Too big to ignore: “Yellowstone” has earned exactly one Emmy nomination for its first three seasons — production design for a narrative contemporary program. (It lost.) But like “Dallas,” another primetime soap opera that was largely dismissed by voters until it became a phenomenon, “Yellowstone” has turned into an obsession for its older audience, generating a one-off prequel (“1883”) and a sequel to that prequel (tentatively titled “1932”) that will star Helen Mirren and Harrison Ford. “Yellowstone’s” fourth season wasn’t its best. But it leaned into Kelly Reilly (who more than earns her own nomination), cementing Beth Dutton as a TV badass for the ages.



“Abbott Elementary”
“The Afterparty”
“The Marvelous Mrs. Maisel”
“Only Murders in the Building”
“Ted Lasso”

Nominated last year, ineligible this year: Of the eight 2021 nominees, only “The Kominsky Method” has left the building.

Four young adults hide behind a wall in a scene from "Reservation Dogs."
Lane Factor, left, Paulina Alexis, D’Pharaoh Woon-A-Tai and Devery Jacobs star in “Reservation Dogs,” a comedy worthy of attention.
(Shane Brown/FX)

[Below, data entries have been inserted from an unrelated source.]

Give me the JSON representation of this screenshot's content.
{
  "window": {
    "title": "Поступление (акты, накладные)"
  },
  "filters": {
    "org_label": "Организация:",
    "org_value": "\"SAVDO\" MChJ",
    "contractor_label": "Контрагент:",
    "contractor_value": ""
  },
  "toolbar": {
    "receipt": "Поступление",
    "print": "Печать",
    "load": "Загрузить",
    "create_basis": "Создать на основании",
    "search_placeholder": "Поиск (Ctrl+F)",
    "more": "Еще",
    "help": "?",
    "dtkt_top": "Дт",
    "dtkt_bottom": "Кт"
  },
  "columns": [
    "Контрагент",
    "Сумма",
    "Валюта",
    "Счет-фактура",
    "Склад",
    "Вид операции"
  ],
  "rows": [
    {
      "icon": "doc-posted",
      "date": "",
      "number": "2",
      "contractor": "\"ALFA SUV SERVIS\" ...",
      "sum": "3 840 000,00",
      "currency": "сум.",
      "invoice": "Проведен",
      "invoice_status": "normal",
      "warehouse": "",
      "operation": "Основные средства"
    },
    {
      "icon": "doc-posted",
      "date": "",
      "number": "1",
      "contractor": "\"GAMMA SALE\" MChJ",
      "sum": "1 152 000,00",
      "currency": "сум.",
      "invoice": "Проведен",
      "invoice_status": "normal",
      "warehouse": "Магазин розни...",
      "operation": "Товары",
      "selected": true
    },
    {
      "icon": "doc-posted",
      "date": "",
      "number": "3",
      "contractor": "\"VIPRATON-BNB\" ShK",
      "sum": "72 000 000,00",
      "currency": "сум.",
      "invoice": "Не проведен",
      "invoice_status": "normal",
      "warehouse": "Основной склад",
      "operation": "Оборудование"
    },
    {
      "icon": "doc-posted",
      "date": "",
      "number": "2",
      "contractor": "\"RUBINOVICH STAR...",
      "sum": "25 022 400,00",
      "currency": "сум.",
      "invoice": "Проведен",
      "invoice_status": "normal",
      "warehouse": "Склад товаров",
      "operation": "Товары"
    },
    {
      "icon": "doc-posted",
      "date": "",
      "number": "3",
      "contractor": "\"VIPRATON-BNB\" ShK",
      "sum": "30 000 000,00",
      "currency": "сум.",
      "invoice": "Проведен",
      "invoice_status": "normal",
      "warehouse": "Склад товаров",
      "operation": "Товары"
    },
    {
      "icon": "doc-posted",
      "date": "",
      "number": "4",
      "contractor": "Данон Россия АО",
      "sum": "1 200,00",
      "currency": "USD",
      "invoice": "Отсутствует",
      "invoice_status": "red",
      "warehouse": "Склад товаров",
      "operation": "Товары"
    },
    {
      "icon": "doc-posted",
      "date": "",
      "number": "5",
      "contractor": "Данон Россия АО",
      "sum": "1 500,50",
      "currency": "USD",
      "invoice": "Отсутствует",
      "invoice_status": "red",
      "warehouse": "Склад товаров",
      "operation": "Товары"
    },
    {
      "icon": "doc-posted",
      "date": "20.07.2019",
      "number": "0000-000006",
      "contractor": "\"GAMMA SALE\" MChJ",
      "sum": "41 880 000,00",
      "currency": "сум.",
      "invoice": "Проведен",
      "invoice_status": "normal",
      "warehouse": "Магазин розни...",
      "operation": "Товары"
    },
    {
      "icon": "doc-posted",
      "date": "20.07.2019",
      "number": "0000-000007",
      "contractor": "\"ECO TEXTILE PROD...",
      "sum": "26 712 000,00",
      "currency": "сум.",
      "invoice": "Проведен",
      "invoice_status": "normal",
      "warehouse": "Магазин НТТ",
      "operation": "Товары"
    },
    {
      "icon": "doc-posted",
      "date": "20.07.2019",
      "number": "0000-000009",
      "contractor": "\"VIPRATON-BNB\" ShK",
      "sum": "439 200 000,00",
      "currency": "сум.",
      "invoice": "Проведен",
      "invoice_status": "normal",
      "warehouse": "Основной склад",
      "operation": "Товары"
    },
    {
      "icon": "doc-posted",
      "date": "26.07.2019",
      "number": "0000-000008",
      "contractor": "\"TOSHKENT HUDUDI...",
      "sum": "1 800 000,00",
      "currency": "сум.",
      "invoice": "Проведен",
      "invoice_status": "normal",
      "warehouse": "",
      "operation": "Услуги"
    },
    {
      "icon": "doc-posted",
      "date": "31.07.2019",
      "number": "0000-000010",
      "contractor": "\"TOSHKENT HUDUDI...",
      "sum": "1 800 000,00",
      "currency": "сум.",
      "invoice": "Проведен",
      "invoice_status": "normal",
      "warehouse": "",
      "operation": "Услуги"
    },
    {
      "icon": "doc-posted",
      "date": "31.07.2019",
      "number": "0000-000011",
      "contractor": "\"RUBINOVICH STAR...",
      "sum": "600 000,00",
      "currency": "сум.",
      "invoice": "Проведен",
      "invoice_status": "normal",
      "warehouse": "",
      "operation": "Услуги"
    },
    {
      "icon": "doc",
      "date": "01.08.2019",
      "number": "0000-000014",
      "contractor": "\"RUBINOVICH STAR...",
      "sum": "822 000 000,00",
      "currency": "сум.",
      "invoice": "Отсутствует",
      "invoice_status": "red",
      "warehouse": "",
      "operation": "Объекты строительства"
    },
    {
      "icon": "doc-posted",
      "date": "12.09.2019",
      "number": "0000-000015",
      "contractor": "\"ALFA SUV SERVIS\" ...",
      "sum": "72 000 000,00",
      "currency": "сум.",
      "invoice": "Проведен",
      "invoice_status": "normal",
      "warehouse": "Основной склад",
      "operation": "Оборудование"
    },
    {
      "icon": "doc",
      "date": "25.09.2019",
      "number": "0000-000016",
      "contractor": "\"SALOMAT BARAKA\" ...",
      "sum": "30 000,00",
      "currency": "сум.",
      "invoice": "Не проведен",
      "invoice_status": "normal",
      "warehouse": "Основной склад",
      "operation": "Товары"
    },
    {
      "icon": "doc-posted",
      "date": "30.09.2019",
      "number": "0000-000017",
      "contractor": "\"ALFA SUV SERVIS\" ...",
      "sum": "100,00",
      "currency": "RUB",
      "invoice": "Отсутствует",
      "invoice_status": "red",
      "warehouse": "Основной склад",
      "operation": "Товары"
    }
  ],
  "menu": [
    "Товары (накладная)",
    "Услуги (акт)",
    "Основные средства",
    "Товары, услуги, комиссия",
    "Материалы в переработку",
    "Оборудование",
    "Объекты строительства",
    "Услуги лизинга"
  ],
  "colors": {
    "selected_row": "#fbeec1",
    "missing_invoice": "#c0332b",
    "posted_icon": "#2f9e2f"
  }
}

Best new show that likely won’t be nominated: The dearly departed “PEN15” managed a series nomination, so why not another smart, kooky comedy from Hulu? The problem faced by the celebrated Taika Waititi-produced “Reservation Dogs” is that it premiered nearly a year ago and required a little patience to sink into its leisurely story of a quartet of Indigenous Oklahoma teens looking to leave the reservation for the dream of California. Bonus problem: It has been an exceptional year for television comedies, and the eight nominations slots aren’t nearly enough to honor all the worthy shows.

Runner-up snub: I realize not everyone has enjoyed the heady experience of playing Townsperson No. 3 in a community theater production of “The Music Man” (the critics said our chorus sang and danced with a “most peculiar fervor”), but that shouldn’t prevent anyone from rewarding Apple’s ebullient musical theater sendup “Schmigadoon!” (OK. It probably will. But we’ll always have “Corn Puddin.’”)

Best series send-off: “Black-ish” ended its groundbreaking eight-season run in April, and it’s probably going to come up short at the Emmys — bleakly fitting, given that the comedy has amassed 24 nominations, winning only once. (It did pick up an honorary award for its first-season episode on corporal punishment.) Likewise, “Insecure” has been overlooked, winning just once from 11 nominations ... an absolute bounty compared with Pamela Adlon’s “Better Things,” which netted only two nominations for its star and creator. All three series delivered fine send-offs that left their devoted fanbases smiling. It’d be nice if the good feelings continue, in some form or another, when nominations are revealed next month.

Best return after an extended layoff: “Atlanta” resurfaced after four years between seasons. “Barry” was back after a three-year break. The shows approached their third seasons differently, with “Barry” taking a tightly plotted look at its title character’s attempt to atone for his past (Henry Winkler’s acting coach is seeking redemption too), and “Atlanta” embracing the surreal narrative detours that have characterized many of its best episodes. “Atlanta’s” new run could be confounding, but it was also just as often extraordinary. “Barry” leaned into its darkness and yet still produced some of the year’s funniest moments. (Please tell me Mitch the beignet bro actually exists. I need a sounding board!) Voters should welcome both shows back with open arms.